So, I always mean to shoot one of my drawings in progression. Like, full on progression. From start to finish, at maybe ten minute intervals (me drawing something like this is like an hour of work, to put it in perspective). But I failed again.
My friends from high school all used to joke that my progression would be like those drawings of horses/dogs/etcetera that start off with three circles and some triangles, adding like 6 concave or convex lines, until step six when it magically turns into a shaded picture of a horse.
But it’s really not like that, guys.
Something I DO recommend though (Tom, specifically) is doing an outline layout and figuring out where everything goes BEFORE starting actual shading. Some things are going to look like they’re in the wrong place/are going to look out of proportion without shading. My friend, NP, taught herself how to use “sight” measuring to get a gauge for relative size of features by starting off trying to lay out the face on a 1:1 scale on her own, then taking the photo and using tracing paper to trace the outline of the features as is. Then laying the tracing paper on top of her layout, and seeing how she did. She said this helped her to learn how to guesstimate proportions better, and that made sense to me.

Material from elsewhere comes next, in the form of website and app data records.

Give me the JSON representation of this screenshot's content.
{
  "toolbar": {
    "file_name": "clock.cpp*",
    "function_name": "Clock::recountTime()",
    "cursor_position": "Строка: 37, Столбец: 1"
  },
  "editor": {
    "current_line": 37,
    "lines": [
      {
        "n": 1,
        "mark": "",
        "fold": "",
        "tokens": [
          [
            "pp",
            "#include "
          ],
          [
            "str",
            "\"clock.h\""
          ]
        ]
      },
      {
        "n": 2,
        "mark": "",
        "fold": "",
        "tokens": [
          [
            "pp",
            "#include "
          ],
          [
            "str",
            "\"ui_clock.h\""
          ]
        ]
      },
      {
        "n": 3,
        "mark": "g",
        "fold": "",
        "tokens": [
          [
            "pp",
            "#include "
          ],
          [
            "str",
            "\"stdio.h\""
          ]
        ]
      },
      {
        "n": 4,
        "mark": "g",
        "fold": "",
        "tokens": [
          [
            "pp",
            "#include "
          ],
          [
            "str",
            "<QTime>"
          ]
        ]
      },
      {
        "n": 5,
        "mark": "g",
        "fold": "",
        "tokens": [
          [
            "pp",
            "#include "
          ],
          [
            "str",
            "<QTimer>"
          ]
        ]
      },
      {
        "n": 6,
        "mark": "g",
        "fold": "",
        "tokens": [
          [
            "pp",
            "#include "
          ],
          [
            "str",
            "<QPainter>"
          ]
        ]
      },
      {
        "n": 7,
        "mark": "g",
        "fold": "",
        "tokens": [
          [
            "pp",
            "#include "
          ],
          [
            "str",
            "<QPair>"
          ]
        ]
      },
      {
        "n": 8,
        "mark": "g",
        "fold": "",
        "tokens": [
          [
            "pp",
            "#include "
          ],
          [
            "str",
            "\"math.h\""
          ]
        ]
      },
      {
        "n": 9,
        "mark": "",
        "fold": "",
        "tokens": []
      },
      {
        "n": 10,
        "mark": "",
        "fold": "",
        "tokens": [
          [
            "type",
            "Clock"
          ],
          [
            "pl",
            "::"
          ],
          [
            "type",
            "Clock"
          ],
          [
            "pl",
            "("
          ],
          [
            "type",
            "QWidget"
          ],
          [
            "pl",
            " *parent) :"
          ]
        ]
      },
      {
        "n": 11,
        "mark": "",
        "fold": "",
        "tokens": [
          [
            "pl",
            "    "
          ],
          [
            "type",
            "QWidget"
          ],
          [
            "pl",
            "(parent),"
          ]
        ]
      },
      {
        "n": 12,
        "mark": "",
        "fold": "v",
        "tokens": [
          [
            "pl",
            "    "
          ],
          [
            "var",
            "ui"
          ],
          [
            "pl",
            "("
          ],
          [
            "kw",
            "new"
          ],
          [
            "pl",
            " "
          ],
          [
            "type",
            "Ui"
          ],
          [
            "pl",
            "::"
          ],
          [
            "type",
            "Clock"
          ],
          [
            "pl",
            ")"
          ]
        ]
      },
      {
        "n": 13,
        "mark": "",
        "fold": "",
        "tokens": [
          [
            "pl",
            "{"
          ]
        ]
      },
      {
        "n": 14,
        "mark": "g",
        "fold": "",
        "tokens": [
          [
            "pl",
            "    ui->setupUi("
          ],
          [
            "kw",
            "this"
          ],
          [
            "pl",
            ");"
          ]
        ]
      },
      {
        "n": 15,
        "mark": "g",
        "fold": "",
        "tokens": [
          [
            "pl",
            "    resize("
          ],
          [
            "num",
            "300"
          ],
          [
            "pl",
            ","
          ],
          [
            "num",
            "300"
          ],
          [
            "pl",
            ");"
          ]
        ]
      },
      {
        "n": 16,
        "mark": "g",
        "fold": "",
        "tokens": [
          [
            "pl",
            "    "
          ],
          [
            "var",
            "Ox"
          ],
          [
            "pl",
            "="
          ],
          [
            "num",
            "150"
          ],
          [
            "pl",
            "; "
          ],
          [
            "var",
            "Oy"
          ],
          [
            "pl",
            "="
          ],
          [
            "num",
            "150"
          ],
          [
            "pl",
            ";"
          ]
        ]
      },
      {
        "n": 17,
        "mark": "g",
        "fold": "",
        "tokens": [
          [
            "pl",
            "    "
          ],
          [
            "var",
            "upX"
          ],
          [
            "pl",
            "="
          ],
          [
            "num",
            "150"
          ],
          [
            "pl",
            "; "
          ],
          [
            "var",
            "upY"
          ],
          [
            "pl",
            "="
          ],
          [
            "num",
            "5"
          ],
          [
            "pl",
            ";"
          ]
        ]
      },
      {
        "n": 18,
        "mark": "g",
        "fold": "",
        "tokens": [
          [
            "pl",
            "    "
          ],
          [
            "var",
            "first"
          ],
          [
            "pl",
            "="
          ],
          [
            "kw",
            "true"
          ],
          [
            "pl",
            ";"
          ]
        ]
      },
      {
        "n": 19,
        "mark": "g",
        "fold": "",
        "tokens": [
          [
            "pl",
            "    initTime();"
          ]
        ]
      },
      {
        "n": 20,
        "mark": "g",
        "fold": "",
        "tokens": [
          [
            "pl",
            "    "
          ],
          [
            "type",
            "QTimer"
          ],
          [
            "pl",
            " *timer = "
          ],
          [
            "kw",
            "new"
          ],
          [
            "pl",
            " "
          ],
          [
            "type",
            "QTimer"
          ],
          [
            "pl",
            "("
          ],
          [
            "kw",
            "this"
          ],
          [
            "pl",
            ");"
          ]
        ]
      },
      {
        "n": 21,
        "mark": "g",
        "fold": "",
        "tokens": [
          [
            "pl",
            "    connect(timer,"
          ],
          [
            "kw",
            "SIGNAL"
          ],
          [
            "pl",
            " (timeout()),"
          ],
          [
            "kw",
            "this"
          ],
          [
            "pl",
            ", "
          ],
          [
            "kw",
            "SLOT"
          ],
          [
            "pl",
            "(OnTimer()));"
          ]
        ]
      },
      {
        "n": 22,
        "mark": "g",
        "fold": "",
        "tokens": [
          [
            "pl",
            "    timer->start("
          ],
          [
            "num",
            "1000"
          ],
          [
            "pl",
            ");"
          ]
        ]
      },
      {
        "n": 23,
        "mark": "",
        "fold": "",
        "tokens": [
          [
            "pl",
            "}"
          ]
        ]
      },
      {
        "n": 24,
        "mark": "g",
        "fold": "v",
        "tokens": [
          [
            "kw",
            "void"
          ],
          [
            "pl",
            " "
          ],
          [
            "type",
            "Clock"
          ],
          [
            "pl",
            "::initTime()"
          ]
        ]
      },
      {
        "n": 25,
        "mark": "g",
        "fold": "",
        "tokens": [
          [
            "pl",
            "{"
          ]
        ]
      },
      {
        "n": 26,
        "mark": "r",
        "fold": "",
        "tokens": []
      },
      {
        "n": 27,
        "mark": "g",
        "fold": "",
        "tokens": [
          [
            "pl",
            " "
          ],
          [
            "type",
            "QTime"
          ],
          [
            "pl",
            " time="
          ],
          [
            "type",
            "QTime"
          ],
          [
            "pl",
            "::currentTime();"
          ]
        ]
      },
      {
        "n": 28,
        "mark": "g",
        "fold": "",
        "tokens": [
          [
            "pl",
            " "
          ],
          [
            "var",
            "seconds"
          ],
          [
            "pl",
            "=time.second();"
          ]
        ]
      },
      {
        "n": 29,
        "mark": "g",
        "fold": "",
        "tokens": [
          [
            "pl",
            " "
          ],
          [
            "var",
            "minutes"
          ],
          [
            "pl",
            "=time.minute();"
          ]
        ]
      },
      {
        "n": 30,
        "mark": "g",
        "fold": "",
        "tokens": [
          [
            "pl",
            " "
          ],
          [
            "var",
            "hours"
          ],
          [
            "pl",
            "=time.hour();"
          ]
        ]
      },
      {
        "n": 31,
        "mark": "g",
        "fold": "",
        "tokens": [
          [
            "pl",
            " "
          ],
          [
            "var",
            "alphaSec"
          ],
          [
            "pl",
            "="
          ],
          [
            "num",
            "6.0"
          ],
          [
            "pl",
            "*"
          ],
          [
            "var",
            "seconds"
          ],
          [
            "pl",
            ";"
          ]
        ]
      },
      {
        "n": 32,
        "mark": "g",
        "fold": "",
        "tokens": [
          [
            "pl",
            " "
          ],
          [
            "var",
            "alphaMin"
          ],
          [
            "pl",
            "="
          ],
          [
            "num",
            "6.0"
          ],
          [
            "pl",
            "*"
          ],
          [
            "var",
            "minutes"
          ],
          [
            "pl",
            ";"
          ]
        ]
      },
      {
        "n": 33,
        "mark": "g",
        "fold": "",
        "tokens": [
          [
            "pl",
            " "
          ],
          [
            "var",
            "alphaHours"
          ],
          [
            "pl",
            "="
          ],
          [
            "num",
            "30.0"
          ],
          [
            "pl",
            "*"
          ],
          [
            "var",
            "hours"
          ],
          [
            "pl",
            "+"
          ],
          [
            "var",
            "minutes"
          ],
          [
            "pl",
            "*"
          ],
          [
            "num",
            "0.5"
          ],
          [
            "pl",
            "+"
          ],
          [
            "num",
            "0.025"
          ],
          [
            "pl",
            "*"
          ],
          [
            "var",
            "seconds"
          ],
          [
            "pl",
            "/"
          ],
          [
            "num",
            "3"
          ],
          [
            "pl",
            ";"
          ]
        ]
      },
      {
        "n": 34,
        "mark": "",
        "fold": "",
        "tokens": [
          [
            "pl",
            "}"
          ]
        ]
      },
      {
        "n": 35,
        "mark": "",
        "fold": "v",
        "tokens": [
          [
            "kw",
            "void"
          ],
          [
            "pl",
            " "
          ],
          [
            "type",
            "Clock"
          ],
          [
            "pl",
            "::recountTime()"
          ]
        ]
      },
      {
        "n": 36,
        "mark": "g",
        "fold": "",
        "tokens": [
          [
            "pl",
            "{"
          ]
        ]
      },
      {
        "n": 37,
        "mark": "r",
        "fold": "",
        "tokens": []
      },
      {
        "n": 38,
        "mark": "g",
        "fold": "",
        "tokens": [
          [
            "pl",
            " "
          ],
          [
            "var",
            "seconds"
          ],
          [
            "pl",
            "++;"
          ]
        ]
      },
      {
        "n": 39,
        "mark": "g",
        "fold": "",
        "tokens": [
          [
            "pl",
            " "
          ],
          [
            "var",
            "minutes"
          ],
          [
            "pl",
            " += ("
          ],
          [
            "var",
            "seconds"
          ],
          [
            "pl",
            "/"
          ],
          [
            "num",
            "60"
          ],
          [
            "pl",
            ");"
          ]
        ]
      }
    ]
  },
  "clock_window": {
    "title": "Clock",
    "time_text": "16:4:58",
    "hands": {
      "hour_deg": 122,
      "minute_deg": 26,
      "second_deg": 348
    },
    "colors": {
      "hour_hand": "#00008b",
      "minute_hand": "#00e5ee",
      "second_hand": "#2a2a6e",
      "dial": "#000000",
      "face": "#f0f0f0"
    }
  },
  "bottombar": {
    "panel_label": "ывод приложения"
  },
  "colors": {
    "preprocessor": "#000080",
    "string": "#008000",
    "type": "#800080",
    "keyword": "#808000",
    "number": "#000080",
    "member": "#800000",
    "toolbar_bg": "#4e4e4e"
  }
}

I don’t really know how I figured the whole “sight measuring” thing out (or if I ever did, really). Either way, do yourself a favor and don’t take yourself so seriously as to just skip trying to lay it out and TRACE your image first. It seems easier, and it IS more accurate, but you really won’t learn anything about drawing, or be able to ever draw from life (Note: It’s very inconvenient to try to put paper over a model’s face and try to trace her. Just trust me.)
I lay the drawing out, and get a general scale (of AT LEAST 5 gradient values) of where the most shadows are. Then I fill in a general tone (the gradient shade AFTER the white of the paper) so that I can use the tone of the paper for the lightest parts (duh). And I end up “over shading” (if you don’t dig into the paper/go bat shit crazy with an 8B pencil you can use a kneaded eraser and lightly skim away some shading towards the end when you’re really getting curves, highlights, etc in) and then adding in highlights to sort of carve the whole thing out. This is where the differences came in between the first and second picture.
Also, use a damn scrap paper to put under your hand. Otherwise you are seriously doomed and pencil gets everywhere.
That’s all the advice I have right now.
Title: Zola Jesus: Avalanche